Taipei/Shanghai, Feb. 2 (CNA) Beijing was only testing the waters when it criticized Taipei's mayor through a Communist Party-affiliated newspaper, and it is still "too early" to say an annual cross-strait city forum will be suspended, a Taiwanese scholar said Monday. Chang Wu-yueh(???), a professor at Tamkang University, was responding to an editorial in the Global Times that bashed Taipei Mayor Ko Wen-je for advocating a "two countries, one system" formula to guide ties across the Taiwan Strait in an interview with U.S. journal Foreign Policy last week. The medial outlet suggested that China could consider suspending the Taipei-Shanghai City Forum or boycotting the 2017 World University Games being held in Taipei because of the remarks.

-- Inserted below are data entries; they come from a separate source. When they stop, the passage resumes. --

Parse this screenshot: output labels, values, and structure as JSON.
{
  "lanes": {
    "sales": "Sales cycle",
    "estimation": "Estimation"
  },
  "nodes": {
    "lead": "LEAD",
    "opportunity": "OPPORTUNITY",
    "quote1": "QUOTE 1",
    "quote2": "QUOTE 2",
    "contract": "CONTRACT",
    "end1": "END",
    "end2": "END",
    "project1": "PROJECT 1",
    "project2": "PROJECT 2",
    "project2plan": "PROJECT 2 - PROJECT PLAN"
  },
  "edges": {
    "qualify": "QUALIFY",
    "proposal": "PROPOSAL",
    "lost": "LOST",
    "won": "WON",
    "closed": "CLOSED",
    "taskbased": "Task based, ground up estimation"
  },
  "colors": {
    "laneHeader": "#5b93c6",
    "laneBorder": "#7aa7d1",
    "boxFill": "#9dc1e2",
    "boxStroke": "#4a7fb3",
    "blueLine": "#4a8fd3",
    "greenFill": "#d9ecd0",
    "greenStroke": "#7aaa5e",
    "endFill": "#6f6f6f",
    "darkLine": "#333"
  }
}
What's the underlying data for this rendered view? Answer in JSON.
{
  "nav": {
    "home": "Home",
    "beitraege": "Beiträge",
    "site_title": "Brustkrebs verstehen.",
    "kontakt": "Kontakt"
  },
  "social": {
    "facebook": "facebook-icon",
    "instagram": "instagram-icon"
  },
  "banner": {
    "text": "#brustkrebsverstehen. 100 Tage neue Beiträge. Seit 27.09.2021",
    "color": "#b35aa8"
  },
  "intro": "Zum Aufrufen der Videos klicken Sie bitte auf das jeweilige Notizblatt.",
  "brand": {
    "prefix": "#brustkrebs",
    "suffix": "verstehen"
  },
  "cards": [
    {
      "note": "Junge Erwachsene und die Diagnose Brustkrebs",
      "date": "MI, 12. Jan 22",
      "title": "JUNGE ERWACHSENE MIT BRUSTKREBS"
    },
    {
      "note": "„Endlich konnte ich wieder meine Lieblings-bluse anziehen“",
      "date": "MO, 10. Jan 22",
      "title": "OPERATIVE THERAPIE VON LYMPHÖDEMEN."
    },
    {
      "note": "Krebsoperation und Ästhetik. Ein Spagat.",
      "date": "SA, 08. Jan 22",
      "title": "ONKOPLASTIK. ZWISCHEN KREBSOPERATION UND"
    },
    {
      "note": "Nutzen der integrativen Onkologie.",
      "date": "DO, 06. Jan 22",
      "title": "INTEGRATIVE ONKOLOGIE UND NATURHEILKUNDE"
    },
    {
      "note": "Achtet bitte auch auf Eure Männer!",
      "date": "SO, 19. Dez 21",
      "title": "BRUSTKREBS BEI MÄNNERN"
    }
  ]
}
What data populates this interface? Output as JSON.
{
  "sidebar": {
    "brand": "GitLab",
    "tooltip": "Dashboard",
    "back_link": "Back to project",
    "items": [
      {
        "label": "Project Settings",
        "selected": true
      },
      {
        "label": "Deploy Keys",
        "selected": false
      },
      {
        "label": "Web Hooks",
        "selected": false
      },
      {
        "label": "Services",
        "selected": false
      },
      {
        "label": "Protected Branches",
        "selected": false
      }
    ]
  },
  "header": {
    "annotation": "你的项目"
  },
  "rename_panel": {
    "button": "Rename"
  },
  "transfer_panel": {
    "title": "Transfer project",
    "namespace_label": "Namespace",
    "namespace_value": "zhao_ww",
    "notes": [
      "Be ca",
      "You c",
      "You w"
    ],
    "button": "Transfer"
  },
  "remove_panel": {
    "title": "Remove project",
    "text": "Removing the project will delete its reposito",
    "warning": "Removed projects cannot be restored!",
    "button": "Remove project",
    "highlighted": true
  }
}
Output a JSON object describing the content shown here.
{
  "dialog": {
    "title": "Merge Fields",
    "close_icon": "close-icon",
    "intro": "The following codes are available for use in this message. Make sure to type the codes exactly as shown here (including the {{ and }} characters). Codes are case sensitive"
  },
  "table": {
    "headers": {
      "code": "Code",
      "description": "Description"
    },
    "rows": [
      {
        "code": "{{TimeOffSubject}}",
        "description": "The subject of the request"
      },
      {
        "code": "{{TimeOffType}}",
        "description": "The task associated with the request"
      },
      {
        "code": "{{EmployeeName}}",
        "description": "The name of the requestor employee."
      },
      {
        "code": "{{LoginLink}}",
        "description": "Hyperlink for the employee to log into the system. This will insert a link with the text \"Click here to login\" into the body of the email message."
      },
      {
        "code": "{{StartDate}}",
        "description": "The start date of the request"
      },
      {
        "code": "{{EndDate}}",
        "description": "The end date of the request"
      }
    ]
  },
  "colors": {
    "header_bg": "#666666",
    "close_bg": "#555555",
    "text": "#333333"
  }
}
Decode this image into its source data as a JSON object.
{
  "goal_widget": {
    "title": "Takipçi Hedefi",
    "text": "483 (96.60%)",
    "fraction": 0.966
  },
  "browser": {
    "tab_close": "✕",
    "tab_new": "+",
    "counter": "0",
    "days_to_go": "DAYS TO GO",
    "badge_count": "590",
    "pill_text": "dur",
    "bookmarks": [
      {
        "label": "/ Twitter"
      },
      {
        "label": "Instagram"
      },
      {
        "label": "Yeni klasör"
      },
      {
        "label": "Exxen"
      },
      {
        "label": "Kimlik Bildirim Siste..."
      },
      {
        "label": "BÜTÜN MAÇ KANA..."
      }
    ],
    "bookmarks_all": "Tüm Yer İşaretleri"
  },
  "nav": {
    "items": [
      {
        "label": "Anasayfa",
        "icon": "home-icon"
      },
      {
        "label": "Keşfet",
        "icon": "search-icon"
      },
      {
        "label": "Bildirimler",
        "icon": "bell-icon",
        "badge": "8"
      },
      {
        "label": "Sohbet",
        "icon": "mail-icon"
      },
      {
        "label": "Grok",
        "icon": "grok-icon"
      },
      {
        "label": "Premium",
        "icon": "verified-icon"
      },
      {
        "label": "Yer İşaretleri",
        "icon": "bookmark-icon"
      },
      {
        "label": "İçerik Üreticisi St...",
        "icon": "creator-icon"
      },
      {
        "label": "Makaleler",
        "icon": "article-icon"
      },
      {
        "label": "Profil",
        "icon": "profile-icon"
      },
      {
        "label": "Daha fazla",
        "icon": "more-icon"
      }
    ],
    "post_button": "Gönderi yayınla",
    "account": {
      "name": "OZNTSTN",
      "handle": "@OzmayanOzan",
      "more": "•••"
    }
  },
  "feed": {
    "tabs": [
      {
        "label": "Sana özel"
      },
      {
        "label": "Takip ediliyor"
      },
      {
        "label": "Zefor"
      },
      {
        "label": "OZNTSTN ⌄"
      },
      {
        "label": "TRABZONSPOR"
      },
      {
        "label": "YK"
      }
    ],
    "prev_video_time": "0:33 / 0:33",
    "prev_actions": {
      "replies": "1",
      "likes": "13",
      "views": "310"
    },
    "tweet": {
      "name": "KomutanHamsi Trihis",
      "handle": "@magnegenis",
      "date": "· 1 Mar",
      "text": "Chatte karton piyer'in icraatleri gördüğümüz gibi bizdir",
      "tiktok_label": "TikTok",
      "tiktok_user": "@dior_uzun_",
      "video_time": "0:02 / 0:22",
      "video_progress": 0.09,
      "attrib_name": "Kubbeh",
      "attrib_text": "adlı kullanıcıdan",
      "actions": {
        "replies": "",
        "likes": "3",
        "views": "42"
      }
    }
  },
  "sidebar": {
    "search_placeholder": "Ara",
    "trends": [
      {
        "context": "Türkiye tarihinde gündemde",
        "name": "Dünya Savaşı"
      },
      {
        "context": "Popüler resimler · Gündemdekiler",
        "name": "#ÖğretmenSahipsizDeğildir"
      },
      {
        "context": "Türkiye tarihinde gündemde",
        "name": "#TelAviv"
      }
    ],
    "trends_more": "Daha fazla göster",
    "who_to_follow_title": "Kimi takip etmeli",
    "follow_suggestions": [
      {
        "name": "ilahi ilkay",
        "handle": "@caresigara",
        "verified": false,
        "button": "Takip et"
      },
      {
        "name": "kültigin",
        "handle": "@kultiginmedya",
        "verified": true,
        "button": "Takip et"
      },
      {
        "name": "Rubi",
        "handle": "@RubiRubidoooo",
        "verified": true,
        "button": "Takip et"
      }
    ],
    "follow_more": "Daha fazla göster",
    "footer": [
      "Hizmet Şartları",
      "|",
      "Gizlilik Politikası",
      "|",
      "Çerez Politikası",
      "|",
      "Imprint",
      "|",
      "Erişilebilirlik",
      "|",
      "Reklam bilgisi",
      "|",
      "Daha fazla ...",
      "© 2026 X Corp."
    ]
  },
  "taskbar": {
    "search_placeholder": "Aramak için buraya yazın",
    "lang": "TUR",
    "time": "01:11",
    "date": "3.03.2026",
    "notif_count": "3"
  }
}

Ko's predecessor recognized the "1992 consensus" and if Ko were to ignore this political bottom line, there would be no political basis for continuing to hold the city forum, the Global Times said.
The "1992 consensus" refers to a tacit agreement between the two sides on the existence of only one China, with the two sides free to interpret its meaning. "China could consider suspending the forum if necessary," the Chinese government mouthpiece commented. Chang said the comment was simply Beijing testing the waters to let outsiders know that China is indeed considering the idea, but it did not mean that "it has set the official tone." He said that from China's perspective, Ko's remarks were a negative factor in whether the forum should continue to be held, but he did not believe Beijing would make a rash decision. In addition, Ko only assumed his post in late December and enjoys strong public support, and if Beijing were to get tough on him now, it would go against the Taiwanese people's will, Chang said, adding that in any case holding the city forum was not a pressing issue.
A scholar based in Shanghai said on Monday, however, that there was very little possibility of continued sponsoring of the forum, saying that China could not accept exchanges between "cities of two countries." Ni Yongjie (???), deputy director the Shanghai Institute of Taiwan Studies, said Ko's previous remarks that he did not know the "1992 consensus" were dishonest.
He believed that Ko sees the concept as "two countries," similar to the idea of special "state-to-state" relations backed by former presidents Lee Teng-hui and Chen Shui-bian. Ko's open statement on "two countries, one system" would have a negative impact on cross-strait relations and the opposition Democratic Progressive Party, Ni argued. He said that if Ko still hoped that Beijing will support Taipei's activities in 2016 and 2017, "it would be very na鴳e." Shanghai Mayor Yang Xiong (??) said on Jan. 29 that Shanghai and Taipei had held five such forums, and that he would like continued exchanges based on the "1992 consensus." (By Yin Chun-chieh, Eva Feng and Lilian Wu)


Updated : 2021-09-26 00:44 GMT+08:00